As briefs go, the one from 26 and D&AD has to rank as one of the most pleasurable. The task was simple, take a wander through the Awards archive and write a few words about something beginning with S.
There’s a great selection of work in there, no matter the alphabet, and I was easily distracted by all manner of things that I wasn’t supposed to be looking at. But back at S, and in Advertising, campaigns for Sony PlayStation and Scottish Courage were close contenders. In Graphic Design I beamed at johnson banks’ Black Pencil-winning stamps and swooned all over everything ever entered by Sagmeister and Farrow Design’s beautiful work for Spiritualized.
But it was Sound Design that won my heart.
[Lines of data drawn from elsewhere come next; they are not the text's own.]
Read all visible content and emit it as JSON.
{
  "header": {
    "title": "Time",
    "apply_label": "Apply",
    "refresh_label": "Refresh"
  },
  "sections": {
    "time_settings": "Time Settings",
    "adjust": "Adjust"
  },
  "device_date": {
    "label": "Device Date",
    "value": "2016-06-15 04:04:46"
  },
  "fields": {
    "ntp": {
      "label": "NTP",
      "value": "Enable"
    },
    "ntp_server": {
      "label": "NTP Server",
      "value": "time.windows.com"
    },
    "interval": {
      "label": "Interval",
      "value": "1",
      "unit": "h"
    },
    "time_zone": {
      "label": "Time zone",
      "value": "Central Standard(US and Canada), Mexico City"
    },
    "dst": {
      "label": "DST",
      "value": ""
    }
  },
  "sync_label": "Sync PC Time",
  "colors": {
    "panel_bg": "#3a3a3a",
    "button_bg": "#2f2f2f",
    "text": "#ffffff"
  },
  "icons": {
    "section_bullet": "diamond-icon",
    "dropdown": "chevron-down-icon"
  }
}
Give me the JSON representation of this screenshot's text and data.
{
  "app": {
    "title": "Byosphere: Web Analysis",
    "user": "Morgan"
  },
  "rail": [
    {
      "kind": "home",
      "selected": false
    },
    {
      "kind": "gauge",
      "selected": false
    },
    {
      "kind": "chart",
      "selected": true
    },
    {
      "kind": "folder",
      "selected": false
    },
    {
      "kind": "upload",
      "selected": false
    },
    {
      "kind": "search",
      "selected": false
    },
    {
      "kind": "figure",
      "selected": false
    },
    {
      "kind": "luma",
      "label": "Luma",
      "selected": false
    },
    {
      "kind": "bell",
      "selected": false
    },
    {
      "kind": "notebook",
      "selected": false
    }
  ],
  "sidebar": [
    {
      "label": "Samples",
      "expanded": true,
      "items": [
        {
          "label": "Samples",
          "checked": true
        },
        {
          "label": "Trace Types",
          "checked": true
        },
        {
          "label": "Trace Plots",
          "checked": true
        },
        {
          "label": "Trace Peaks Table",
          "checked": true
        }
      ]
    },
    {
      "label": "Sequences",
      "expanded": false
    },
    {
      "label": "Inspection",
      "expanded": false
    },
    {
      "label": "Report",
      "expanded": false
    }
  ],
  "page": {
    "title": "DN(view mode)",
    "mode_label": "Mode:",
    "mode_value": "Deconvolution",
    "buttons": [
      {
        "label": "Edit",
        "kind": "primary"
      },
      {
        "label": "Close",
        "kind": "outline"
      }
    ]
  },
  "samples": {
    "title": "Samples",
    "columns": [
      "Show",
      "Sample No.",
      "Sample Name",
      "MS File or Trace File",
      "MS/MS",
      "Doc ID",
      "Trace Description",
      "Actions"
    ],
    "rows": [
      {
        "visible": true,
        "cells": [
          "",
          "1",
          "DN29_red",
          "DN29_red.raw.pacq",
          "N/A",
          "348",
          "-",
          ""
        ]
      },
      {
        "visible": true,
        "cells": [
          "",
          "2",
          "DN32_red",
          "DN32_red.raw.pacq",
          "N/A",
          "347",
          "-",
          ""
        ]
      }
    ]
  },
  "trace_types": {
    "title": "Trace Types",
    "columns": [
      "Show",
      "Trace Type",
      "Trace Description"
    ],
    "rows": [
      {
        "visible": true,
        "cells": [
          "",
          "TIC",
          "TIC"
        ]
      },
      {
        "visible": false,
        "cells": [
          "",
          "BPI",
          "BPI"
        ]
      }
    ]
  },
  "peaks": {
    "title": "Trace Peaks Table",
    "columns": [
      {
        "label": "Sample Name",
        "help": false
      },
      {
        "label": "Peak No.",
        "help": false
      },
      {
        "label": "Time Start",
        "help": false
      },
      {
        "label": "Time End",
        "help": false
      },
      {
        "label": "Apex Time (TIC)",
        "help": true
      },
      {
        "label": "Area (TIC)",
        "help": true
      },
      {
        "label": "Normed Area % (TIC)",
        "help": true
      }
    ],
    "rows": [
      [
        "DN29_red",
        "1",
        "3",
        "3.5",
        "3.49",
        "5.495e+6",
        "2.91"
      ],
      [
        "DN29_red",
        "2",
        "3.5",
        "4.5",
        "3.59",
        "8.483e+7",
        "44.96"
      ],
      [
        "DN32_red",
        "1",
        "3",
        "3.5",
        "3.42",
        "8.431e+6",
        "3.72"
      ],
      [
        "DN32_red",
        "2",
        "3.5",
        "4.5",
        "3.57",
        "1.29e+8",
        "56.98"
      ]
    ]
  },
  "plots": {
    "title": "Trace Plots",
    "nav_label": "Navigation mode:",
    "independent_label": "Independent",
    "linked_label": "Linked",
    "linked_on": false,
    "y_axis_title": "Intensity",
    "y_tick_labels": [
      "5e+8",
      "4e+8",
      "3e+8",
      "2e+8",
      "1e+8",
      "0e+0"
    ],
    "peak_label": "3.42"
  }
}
From the first time I saw it, to watching it again just now, everything about Street Music is simply brilliant.
It was made for 1xtra, one of a group of digital-only stations created by the BBC to explore DAB radio. Coming into the 21st century, popular radio seemed to be on its last legs, a victim of the ways in which people accessed and owned music. iPods, mobile phones and the internet were king. Mix tapes were consigned to geek history for this was the era of playlists, file sharing and school kids using their mobiles as horrible tinny mono ghetto blasters on the bus.
I never have been the target audience for 1xtra but that doesn’t stop this 1-minute film from touching me. Street Music gets to my heart. It reminds me of being a teenager and of how the airwaves were my holy grail. Too young for clubs, late night radio was the only way to get a musical education. I spent most nights underneath the duvet with Andy Kershaw, John Peel and a torch, my fingers ready over the pause record buttons.
When you’re young, music can be overwhelmingly important. Both an expression of and escape from the world you’re in, it can help to make sense of things. The people who made Street Music got that. In another context the location might seem grim, the montage menacing. Watch it on mute and you’ll see what I mean. Like many great films, the sound design changes everything. Suddenly there’s humour and insight, the world is a playground full of young people finding their place. That’s what’s magical about music and sound designers Parv Thind, Nick Gordon and Joe Guest (who also cut the film) nail it. I think it’s one of the most perfect 60 seconds of film you’ll see in the archive and a wonderful example of why a D&AD Award matters – because craft matters.
Here’s the spot:
1xtra Street music from we are fallon on Vimeo.
Have a gander at what other writers found on their rummage through D&AD’s archive.
Archive Dive is curated by members of writers’ group 26.